Now, I like reading my translated Tolstoi and Dostoevsky while sipping my chai latte as much as the next "intellectual" snob, but that does not mean I necessarily condone the sort of snobbery I practice. Oops, hypocrisy. Which is the very thing you are guilty of.

aman said...

@applepiecrust: i was severely tempted to respond with a 'hear, hear', but...

the assumption that you or anyone else is somehow 'intellectually' elite because you read a dead russian is somehow jarring. the fact that any of us can actually read by itself puts us in a rarefied demography. it is by no means reason to claim elitism. maybe you should check up on the educational qualifications of most of the middle class. you will find that they're all graduates. most found something better to do than sit around all day like you and me reading what dead men have to say. that we have nothing better to do is fairly obvious not only from Mr. Soofi's post, but also from the time we've spent here, commenting.

ofcourse, i've found its utterly useless to say this.

(outside of this, i really have no argument with what you. i agree with everything you're saying.)

Anonymous said...

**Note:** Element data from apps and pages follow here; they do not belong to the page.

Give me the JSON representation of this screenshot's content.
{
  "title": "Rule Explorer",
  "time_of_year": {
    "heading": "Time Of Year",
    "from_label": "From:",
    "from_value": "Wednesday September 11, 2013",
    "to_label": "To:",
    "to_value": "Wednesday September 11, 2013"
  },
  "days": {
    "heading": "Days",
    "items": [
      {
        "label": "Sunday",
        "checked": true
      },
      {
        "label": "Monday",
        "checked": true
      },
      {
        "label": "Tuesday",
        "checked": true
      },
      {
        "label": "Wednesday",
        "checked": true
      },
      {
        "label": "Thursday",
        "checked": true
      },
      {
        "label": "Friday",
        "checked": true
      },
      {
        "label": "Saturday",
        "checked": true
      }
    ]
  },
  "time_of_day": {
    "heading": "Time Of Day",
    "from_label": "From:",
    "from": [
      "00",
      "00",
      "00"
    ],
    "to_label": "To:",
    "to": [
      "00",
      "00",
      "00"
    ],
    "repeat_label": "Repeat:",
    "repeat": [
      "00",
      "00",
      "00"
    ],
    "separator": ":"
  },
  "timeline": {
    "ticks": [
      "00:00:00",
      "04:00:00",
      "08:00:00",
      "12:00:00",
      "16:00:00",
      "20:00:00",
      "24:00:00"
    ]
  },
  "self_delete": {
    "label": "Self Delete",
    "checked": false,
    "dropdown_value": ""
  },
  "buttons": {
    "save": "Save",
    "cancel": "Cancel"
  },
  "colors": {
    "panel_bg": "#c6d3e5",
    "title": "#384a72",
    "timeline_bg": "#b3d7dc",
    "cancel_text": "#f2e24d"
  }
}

Right. So here we have a man who, a week ago, was, or was on the way to being, everything that the hit-by-this-article middle class people are. And he sort of loved it.
But now, says he, ..like you and me reading what dead men have to say... thereby grouping himself with 'us' - the ones who don't love the paunches and the mangalsutras and the rest of it.
So that's neither here nor there, that is to say, very middle.

Poko said...

I liked your description of the tight t shirt wearing men in preet vihar malls, haha...sensational!!

ladyashlee said...

Hello!

While I'm all for intellectual snobbery and elitism (and indulge in it far too much myself), I don't think the middle class stifles the imagination. Too much intellectual pretension is as stifling to the imagination as is the mundane world of the middle-classes.

There is a strange sort of beauty in seeing those pot-bellied men, camera-toting wives and grubby children. Their chloroformed existence is often merely a mask, for thoughts they they simply don't dare to think. More than meets the eye, perhaps?

:)